When she was 15, Beata Umubyeyi Mairesse herself found refuge with a family near Lille. The teenager had just been evacuated from Butare, the Rwandan town where she grew up, thanks to a convoy set up by the Swiss humanitarian organization Terre des hommes. The book she published on January 10, almost thirty years later, recounts this rescue. Or rather the investigation carried out by the writer to find images and share them with the children: those of yesterday, who like her were saved from death on June 18, 1994; and those of today, starting with his own.

To bear witness is to build a connection, says the philosopher Georges Didi-Huberman, whom Beata Umubyeyi Mairesse quotes in her text. The author notes that her decision to undertake this investigation coincided with her first pregnancy. Under his pen, the link between memory and transmission is solid. Still, we are quickly struck by the imbalance between descent and ancestry: here, the writer talks relatively little about her parents, in particular keeping quiet about their trajectory and their social status. It is all the more surprising since his mother was alongside him in the saving convoy, and is still alive. While we are surprised by this paradox, Beata Umubyeyi Mairesse cuts it short: “My mother does not want to be in the light, she never wanted it, I respect her choice. » As for the father, he is quickly eclipsed: “I had no intention of talking about him. He played no role. Or only that of the absent. »

“Miscegenation, my books only talk about that”

Reading this book where the missing image proves to be decisive, and where what is not said directs the story, we nevertheless understand that this great absentee did not count for nothing: the author owes him her life and survival.
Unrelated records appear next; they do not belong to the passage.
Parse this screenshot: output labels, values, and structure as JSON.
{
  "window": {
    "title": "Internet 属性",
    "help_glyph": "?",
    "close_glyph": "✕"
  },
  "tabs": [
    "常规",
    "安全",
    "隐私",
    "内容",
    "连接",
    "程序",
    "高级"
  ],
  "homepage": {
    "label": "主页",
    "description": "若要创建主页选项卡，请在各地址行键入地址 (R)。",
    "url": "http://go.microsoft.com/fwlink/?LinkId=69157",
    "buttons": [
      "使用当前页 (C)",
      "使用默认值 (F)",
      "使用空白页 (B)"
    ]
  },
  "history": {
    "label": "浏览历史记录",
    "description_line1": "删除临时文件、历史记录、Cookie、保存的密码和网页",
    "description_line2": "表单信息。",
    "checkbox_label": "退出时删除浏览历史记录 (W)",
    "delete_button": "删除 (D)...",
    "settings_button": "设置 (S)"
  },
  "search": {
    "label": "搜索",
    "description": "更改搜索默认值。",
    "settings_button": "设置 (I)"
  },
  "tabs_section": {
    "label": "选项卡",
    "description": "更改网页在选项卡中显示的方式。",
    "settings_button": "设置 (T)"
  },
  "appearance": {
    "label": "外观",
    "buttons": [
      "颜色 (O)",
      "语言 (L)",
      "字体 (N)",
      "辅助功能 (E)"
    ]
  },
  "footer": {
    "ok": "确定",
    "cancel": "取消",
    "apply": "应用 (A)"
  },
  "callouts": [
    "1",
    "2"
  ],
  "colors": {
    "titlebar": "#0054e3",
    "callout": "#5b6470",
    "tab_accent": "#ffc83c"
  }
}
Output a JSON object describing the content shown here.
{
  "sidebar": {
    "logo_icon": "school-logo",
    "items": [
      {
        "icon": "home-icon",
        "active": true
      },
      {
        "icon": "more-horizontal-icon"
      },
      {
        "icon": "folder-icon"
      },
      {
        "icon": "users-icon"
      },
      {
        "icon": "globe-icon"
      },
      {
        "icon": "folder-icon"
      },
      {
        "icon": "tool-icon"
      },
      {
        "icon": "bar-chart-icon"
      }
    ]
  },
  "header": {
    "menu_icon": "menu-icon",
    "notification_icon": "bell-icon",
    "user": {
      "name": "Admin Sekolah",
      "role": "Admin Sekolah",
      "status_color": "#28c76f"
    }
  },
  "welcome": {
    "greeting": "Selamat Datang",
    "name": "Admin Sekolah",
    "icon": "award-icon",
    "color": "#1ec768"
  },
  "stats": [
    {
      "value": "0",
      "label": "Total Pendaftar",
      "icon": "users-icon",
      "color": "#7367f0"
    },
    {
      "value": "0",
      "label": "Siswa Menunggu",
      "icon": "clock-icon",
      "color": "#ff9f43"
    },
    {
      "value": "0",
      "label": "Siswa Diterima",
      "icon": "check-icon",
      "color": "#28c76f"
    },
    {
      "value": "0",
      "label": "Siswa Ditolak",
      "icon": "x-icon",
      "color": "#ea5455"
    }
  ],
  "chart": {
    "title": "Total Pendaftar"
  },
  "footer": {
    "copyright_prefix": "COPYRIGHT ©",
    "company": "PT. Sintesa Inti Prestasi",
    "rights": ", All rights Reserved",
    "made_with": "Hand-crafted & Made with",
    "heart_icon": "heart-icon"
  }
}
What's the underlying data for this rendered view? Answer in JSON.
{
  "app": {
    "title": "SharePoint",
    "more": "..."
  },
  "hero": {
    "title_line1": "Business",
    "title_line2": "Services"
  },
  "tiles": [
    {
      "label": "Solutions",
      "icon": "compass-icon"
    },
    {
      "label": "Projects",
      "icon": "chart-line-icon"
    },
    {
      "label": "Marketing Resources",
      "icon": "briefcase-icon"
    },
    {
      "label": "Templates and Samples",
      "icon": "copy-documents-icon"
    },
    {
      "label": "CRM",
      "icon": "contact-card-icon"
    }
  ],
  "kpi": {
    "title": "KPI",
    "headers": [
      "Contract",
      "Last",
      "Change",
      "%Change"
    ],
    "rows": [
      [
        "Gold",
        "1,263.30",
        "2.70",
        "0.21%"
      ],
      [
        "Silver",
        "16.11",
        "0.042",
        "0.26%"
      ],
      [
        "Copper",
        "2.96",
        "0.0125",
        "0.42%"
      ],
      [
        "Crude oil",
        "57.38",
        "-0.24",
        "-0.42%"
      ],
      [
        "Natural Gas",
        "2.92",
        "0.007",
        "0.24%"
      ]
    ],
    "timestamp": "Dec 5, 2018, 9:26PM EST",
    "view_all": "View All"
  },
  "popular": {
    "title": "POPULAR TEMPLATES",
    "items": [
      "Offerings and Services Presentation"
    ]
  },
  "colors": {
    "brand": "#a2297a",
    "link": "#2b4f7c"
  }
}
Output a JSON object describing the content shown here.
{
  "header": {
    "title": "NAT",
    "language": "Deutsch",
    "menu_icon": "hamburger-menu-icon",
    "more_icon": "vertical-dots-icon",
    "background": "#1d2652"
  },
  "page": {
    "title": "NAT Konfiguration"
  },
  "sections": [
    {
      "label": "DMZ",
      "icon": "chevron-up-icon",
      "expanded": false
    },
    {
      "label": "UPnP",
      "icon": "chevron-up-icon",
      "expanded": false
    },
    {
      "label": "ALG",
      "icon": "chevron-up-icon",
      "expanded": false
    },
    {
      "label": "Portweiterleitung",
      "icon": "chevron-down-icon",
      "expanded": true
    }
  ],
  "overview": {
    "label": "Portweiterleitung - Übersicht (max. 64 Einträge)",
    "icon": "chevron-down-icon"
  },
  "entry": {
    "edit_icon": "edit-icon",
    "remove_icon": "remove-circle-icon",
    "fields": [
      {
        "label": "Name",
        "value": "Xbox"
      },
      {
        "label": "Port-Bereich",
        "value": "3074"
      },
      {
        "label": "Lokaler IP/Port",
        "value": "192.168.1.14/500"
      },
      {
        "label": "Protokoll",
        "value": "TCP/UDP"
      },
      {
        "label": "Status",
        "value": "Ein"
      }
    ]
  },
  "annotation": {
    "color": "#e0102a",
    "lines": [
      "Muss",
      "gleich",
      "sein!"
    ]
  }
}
Because, before being taken care of by humanitarian workers, the young woman had almost been murdered by the Hutu. If they spared her, it was because her light skin allowed her to pass as the daughter of a Frenchman, which made her, in the eyes of the killers, the citizen of an allied nation.